Nestlé recently launched Nestlé Pure Life Active, the first alkaline variant of the brand’s bottled water produced locally. This launch is expected to introduce to the Pakistani bottled water market the global trend of functional drinks with nutrients, a trend that is seeing swift growth thanks to higher disposable incomes, concern over the contamination of drinking water, depleting ground water resources and increasing product awareness due to aggressive marketing by major brands.
The bottled water market comprises 150 locals and foreign registered brands, with Nestlé Pure Life taking the lion’s share followed by Aquafina (PepsiCo) and Dasani (The Coca-Cola Company). Other significant players include Atlantis Premium Water, Mt. Fuji Vanadium Mineral Water, PakTurk Bottlers and Qarshi Industries. In 2018, the market was valued at $274.6 million and is predicted to grow to $451.57 million by 2024.
Yet, according to Khurram Zia, Business Executive Officer, Waters, Nestlé Pakistan, the bottled water market is still not growing at full capacity. “The bottled water category in Pakistan is quite commoditised and innovation is not a familiar concept. The beverage category in Pakistan is dominated by sugary drinks. Although consumers are aware of the hazards of sugar intake, there is not a serious intent towards choosing healthier options, which is why Pakistan has one of the lowest per capita consumption of bottled water in the world.”

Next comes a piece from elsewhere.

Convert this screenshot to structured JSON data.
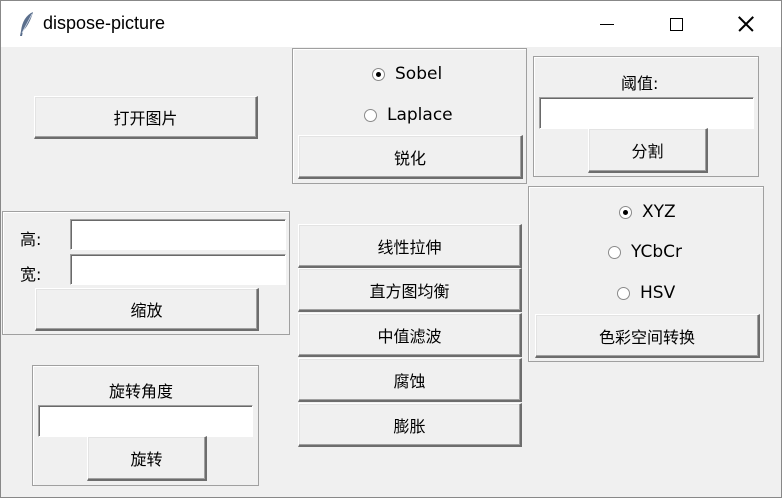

Nestlé has introduced their new variant in the premium segment, instead of the mainstream segment that the rest of the brands are tapping into. The brand is targeting upscale consumers who lead a fast paced, active lifestyle and are looking for healthier beverage options.
“Our warm and humid climate makes our bodies sweat and lose water as well as electrolytes such as calcium, chlorine, magnesium, phosphate, potassium and sodium as we go about our daily routine. For an active lifestyle, we need to maintain our hydration by consuming both fluids and electrolytes.” says Zia.
To this end Nestlé kept their primary focus on TV, although they also relied on digital media to drive further engagement and insights and according to Zia, the response has been very encouraging. “Both our consumers and our retail partners have welcomed the new concept with excitement and have been curious to know more about this innovation.”
Nestlé’s confidence in the new product is based on strong grounds. According to the World Health Organisation (WHO), Pakistan stands at 80 among 122 countries in drinking water quality as a majority of the water supply is said to be contaminated with arsenic and various forms of bacteria. Combine these facts with the global trends where lines between water and beverages are blurring, it is not hard to anticipate that Nestlé Pure Life Active is likely to make encouraging inroads into the bottled water market of Pakistan.